### Assignment
In the records below, find each line containing the word "tracks" and copy it.

** Opening Exercise data block **

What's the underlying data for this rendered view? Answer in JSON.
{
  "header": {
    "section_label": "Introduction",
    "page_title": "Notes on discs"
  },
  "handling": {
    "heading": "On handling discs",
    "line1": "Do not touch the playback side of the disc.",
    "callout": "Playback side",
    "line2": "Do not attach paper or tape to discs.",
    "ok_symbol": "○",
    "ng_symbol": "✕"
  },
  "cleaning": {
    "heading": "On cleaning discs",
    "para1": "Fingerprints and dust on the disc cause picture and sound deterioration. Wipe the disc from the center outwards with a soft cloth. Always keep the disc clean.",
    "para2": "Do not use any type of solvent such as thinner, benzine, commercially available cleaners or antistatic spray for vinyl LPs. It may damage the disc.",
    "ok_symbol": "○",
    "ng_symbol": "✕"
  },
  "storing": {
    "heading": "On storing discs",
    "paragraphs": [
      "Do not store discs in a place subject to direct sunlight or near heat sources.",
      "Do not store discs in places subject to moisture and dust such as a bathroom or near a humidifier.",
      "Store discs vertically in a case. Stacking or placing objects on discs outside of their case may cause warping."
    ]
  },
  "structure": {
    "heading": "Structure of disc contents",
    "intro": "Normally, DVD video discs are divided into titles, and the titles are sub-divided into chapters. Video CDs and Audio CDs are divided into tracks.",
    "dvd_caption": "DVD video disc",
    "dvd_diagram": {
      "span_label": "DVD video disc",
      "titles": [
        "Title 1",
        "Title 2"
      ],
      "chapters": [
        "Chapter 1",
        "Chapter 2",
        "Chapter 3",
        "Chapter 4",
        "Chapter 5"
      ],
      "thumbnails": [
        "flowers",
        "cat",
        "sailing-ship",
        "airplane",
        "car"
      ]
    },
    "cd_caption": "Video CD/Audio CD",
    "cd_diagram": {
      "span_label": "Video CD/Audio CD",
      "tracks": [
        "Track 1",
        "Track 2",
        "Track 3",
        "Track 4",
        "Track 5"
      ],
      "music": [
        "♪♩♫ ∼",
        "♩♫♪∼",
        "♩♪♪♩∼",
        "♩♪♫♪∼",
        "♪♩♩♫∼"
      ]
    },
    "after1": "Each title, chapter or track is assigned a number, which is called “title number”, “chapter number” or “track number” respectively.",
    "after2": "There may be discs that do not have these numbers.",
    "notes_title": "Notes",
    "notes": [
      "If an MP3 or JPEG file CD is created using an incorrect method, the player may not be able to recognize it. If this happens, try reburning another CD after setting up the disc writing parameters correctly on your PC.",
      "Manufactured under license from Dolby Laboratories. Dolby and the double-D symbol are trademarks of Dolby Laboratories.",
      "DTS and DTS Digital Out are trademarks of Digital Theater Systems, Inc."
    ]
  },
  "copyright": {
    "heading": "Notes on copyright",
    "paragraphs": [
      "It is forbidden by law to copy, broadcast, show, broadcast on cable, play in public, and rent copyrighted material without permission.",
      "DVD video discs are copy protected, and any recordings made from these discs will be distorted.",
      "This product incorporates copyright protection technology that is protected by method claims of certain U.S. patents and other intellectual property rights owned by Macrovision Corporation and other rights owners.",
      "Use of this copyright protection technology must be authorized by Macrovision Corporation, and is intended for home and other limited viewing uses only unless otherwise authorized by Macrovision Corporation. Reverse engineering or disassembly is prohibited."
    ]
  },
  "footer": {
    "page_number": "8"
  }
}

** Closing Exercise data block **

### Answer to the exercise
    "intro": "Normally, DVD video discs are divided into titles, and the titles are sub-divided into chapters. Video CDs and Audio CDs are divided into tracks.",
      "tracks": [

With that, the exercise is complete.